Calls for reform of the Chinese healthcare system are voiced at the highest levels, and reform efforts are ongoing and fast changing. Healthcare is an essential service provided by professionals to poorly informed patients; a situation that creates incentives for self-dealing in all countries. China is no exception, but some aspects of its healthcare system are unique. We highlight those aspects and consider the interrelationships between Chinese institutions and private producers of medicines and equipment, especially multinational firms. The problem of corruption goes beyond the involvement of particular firms in particular deals. Rather, the structure of Chinese healthcare creates widespread corrupt incentives.
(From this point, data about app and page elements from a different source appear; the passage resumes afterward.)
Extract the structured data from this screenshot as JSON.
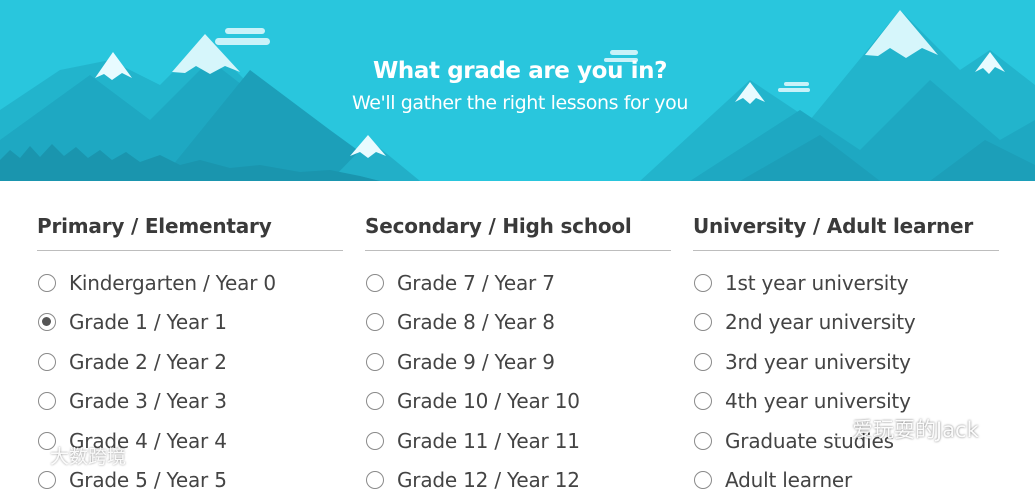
{
  "banner": {
    "title": "What grade are you in?",
    "subtitle": "We'll gather the right lessons for you",
    "bg_color": "#29c6dd"
  },
  "columns": [
    {
      "heading": "Primary / Elementary",
      "options": [
        {
          "label": "Kindergarten / Year 0",
          "selected": false
        },
        {
          "label": "Grade 1 / Year 1",
          "selected": true
        },
        {
          "label": "Grade 2 / Year 2",
          "selected": false
        },
        {
          "label": "Grade 3 / Year 3",
          "selected": false
        },
        {
          "label": "Grade 4 / Year 4",
          "selected": false
        },
        {
          "label": "Grade 5 / Year 5",
          "selected": false
        }
      ]
    },
    {
      "heading": "Secondary / High school",
      "options": [
        {
          "label": "Grade 7 / Year 7",
          "selected": false
        },
        {
          "label": "Grade 8 / Year 8",
          "selected": false
        },
        {
          "label": "Grade 9 / Year 9",
          "selected": false
        },
        {
          "label": "Grade 10 / Year 10",
          "selected": false
        },
        {
          "label": "Grade 11 / Year 11",
          "selected": false
        },
        {
          "label": "Grade 12 / Year 12",
          "selected": false
        }
      ]
    },
    {
      "heading": "University / Adult learner",
      "options": [
        {
          "label": "1st year university",
          "selected": false
        },
        {
          "label": "2nd year university",
          "selected": false
        },
        {
          "label": "3rd year university",
          "selected": false
        },
        {
          "label": "4th year university",
          "selected": false
        },
        {
          "label": "Graduate studies",
          "selected": false
        },
        {
          "label": "Adult learner",
          "selected": false
        }
      ]
    }
  ],
  "watermarks": {
    "left": "大数跨境",
    "right": "爱玩耍的Jack"
  }
}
The intertwining of three parties--the government, hospitals and their medical staffs, and private companies--has led to the current corruption scandals. Our basic message is that law enforcement is not enough and will be counter-productive if citizens view it as biased and used for political purposes. No reform can succeed unless policymakers confront the incentives for corruption and personal self-dealing built into the institutional structure of the healthcare system. Laws against paying and accepting bribes are a necessary background condition, but they cannot have a lasting positive impact unless coupled with underlying institutional and policy reform.
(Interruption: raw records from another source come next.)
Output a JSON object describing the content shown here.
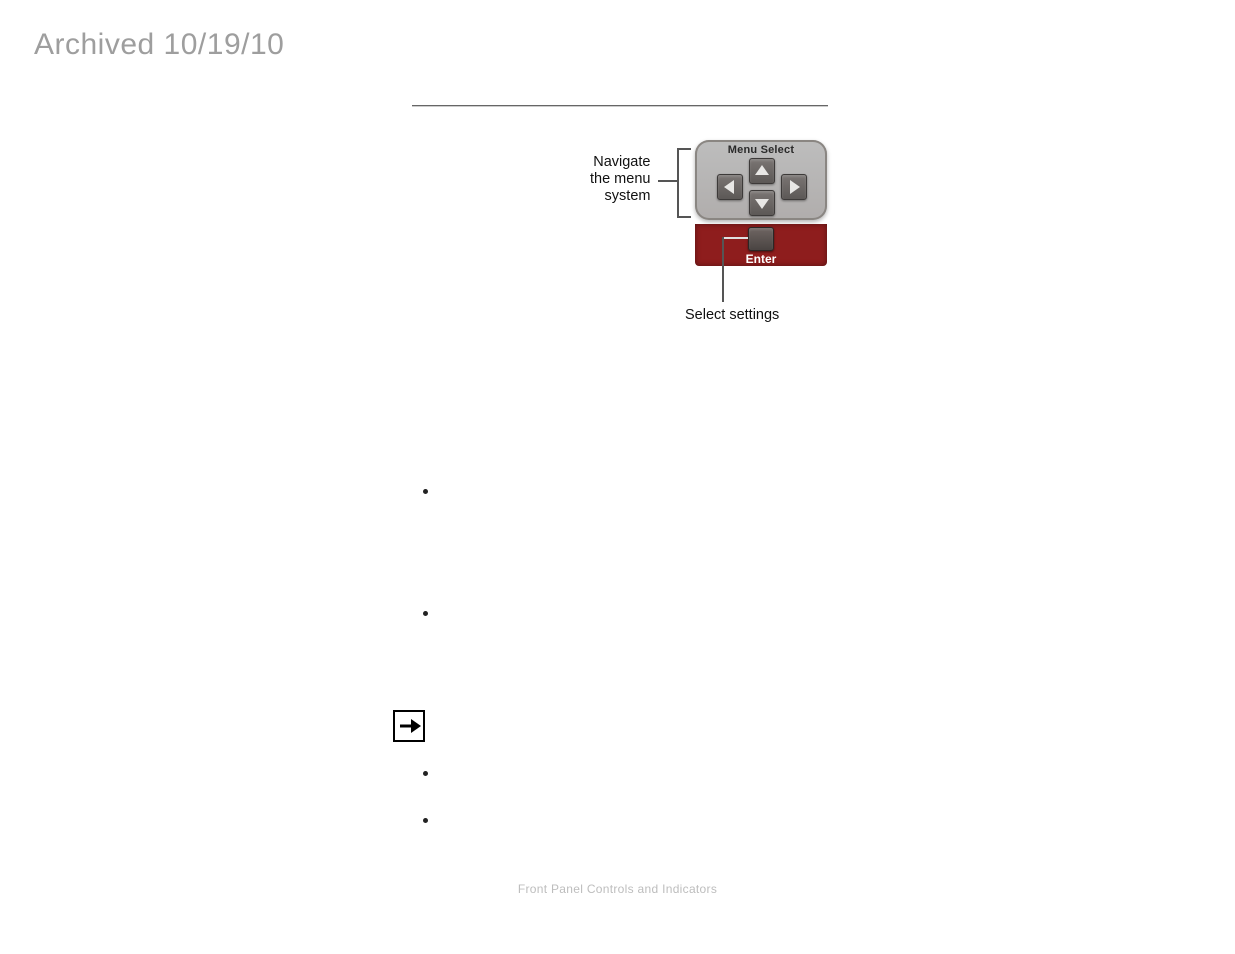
{
  "watermark": "Archived 10/19/10",
  "figure": {
    "nav_label_line1": "Navigate",
    "nav_label_line2": "the menu",
    "nav_label_line3": "system",
    "panel_title": "Menu Select",
    "enter_label": "Enter",
    "select_settings": "Select settings"
  },
  "footer": "Front Panel Controls and Indicators"
}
Susan Rose-Ackerman is the Henry R. Luce Professor of Jurisprudence (Law and Political Science) with joint appointments between Yale Law School and the Yale Department of Political Science. She has taught and written widely on corruption, law and development, administrative law, law and regulatory policy, the nonprofit sector, and federalism. Her recent books are Corruption and Government: Causes, Consequences and Reform, which has been translated into 17 languages, and From Elections to Democracy: Building Accountable Government in Hungary and Poland plus the edited volumes: Interantional Handbook on the Economics of Corruption, vol I, vol II (with Tina Søreide), Comparative Administrative Law (with Peter Lindseth), and Anti-Corruption Poilcy: Can International Actors Play a Constructive Role? (with Paul Carrington). Professor Rose-Ackerman has been a fellow at the Center for Advanced Study in the Behavioral Sciences and at Collegium Budapest as well as a visiting research scholar at the World Bank. She holds a Ph.D. in Economics from Yale University and has held Guggenheim and Fulbright Fellowships. She has a B.A. from Wellesley College. Her current research focuses on comparative administrative law and public policymaking and the political economy of corruption.
* Open to all, lunch provided.